According to the 1870 Census, Peterson was married to Henrietta Johnson, a mulatto (mixed race) woman native to South Carolina, and they had two children. Records indicate the family employed a servant as well.
However, records also indicate that John (who was 51 at the time) did not actually marry Henrietta (listed as Harriett on the form) until January 1879, when she was 31. On their marriage certificate, he is listed as “white” and she is listed as “brown”, not “black” or “mulatto”. Their oldest daughter, Mary, was 14 by this time. They had several other children as well.
Unlike other states, South Carolina did not prohibit interracial marriage until after the Civil War. In Charleston, marriages did on occasion take place between FPC and well-regarded whites. The state suspended the prohibition in 1868, only to re-enact it in 1879. I’m not sure why John and Henrietta chose to wait to marry until right before the re-enactment of the prohibition.
John Peterson died at the age of 68 in 1894. Henrietta died of kidney failure in 1911 at the age of 64.
One of the wedding witnesses, Captain Henry Prince, also has his name on the Peterson monument. He is listed as a boarder in the Peterson home on the 1880 Census. A native of the Isle of Wight off the coast of the U.K., Prince was also a white sea captain. He was born in 1814 and arrived in Charleston around 1830. He is listed on the 1880 Census as a boarding with John and Henrietta Peterson. He died of “senility” in 1892 at the age of 79.
Two mysteries still remain. On the other side of the monument are the names of Harold Peterson (who lived only a year) and Ermine (who lived to 15). Both were born after John Peterson’s death. I have no idea how they are related to him unless they were grandchildren.
The other mystery I have yet to fully unravel is that of Jesse Grant, whose name is also inscribed on the monument, beneath the name of Henry Prince. Listed as black or mulatto on some census records, he appears on the 1910 Census (living on America Street) as white and his mother-in-law (also listed as white) is none other than Henrietta Peterson.
I can only surmise that because of John Peterson’s connection to the FPC community via Henrietta, she was able to secure a burial plot for her him through the Friendly Union Society. Henry Prince’s connection must have also secured him a plot.
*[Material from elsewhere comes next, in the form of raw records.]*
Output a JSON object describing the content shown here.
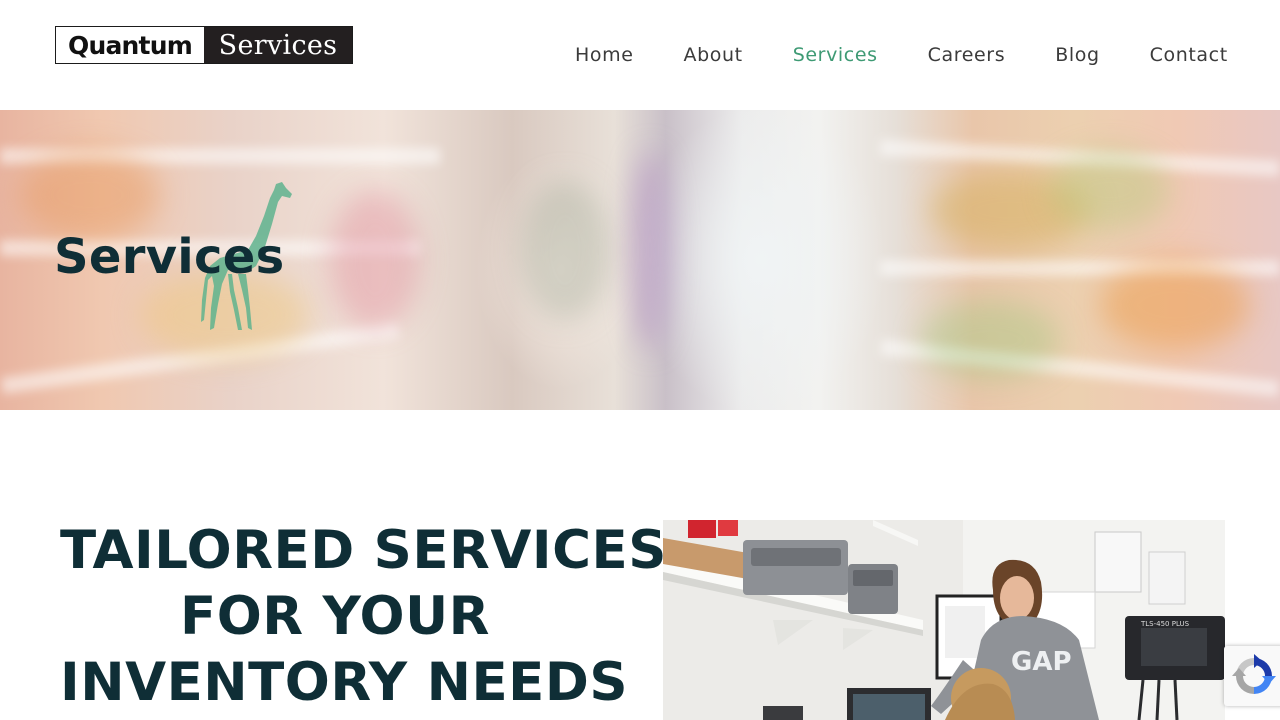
{
  "logo": {
    "left": "Quantum",
    "right": "Services"
  },
  "nav": [
    {
      "label": "Home",
      "active": false
    },
    {
      "label": "About",
      "active": false
    },
    {
      "label": "Services",
      "active": true
    },
    {
      "label": "Careers",
      "active": false
    },
    {
      "label": "Blog",
      "active": false
    },
    {
      "label": "Contact",
      "active": false
    }
  ],
  "hero": {
    "title": "Services"
  },
  "content": {
    "headline_lines": [
      "TAILORED SERVICES",
      "FOR YOUR",
      "INVENTORY NEEDS"
    ],
    "photo_shirt_text": "GAP",
    "photo_label_text": "TLS-450 PLUS"
  },
  "colors": {
    "accent": "#3e9a74",
    "heading": "#0f2e36",
    "logo_dark": "#231f20",
    "giraffe": "#5fb38e"
  },
  "icons": {
    "recaptcha": "recaptcha-icon",
    "giraffe": "giraffe-icon"
  }
}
How this all came to pass (including Jesse Grant) is still shrouded in mystery but I’d love to find out more some day.
I feel like I’ve just scratched the surface of this place and its little-known history, but I’ll be back with a final installment next week.